    Continue to 3 of 4 below.
  • 03 of 04

    Clamp the Drain With the Locking Pliers

    Clamp the Drain With the Locking Pliers
    The Spruce / Lee Wallender

    Your bathtub drain will have a metal cross or "X" at the bottom. This cross will be the part that you grab to make it turn.

    • Plug wrench: A plug wrench is a small wrench made of cast iron or steel, milled to fit the cross of several different types of drain assemblies. If you expect to be removing your tub drain more than once, it will be worthwhile for you to purchase this inexpensive item. Also, because the head is form-fitted to the drain's cross, there is less chance of accidentally breaking off the cross.
    • Pliers: Short of a plug wrench, the best substitute is a set of needle-nose locking pliers. The pliers need to be small enough to reach into the drain and through the cross. Push down as far as possible. Clamp the pliers onto the cross. Make sure that the locking pliers are clamped onto the center hub of the cross rather than onto one arm of the cross. If you are clamped onto one section only, there is a good chance that you will break the drain assembly.
    Continue to 4 of 4 below.
  • 04 of 04

    Use the Other Pliers to Turn the Locking Pliers

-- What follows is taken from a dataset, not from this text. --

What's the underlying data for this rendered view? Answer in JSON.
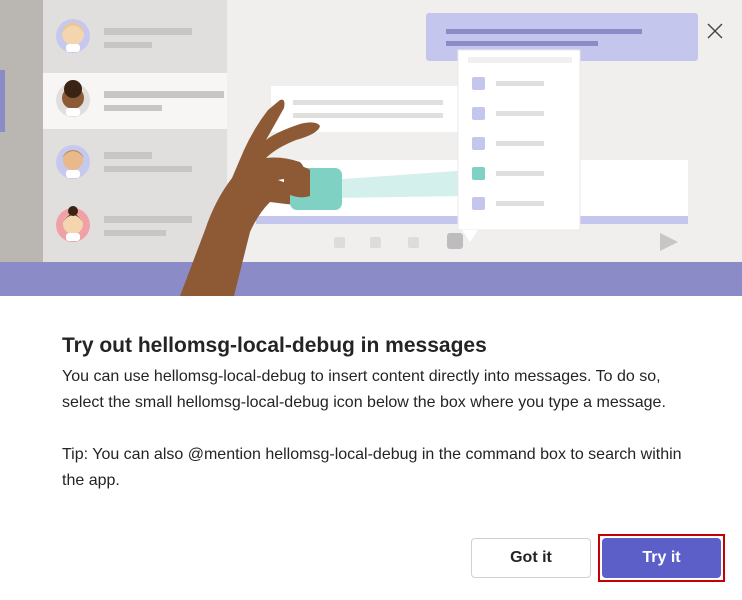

    Use the Other Pliers to Turn the Locking Pliers
    The Spruce / Lee Wallender
    1. With the locking pliers firmly in place, clamp your second set of pliers onto the locking pliers. Clamp the pliers as low as possible on the locking pliers so that they do not interfere with the locking action of the locking pliers.
    2. Turn counter-clockwise. Be patient and go slowly. Warmer temperatures help loosen the plumber's putty. If this is an especially cold tub, gently blow warm air from a heat gun or a hair drier over it for a few minutes.
    3. After a rotation or two, the tub drain should be loose enough so that you can unclamp the second set of pliers and turn by hand with the first set of pliers. Bathtub drains have a long, deep thread, so it will take many turns to remove the drain completely.​
    4. Set the drain assembly aside. The plumber's putty will remain on the drain and on the tub.
    5. When re-installing the drain, first remove the old plumber's putty by rubbing with a towel and gently scraping with a screwdriver. Before re-installing, use fresh plumber's putty. If you do not use new putty, you increase the chances of the bathtub drain leaking to areas below.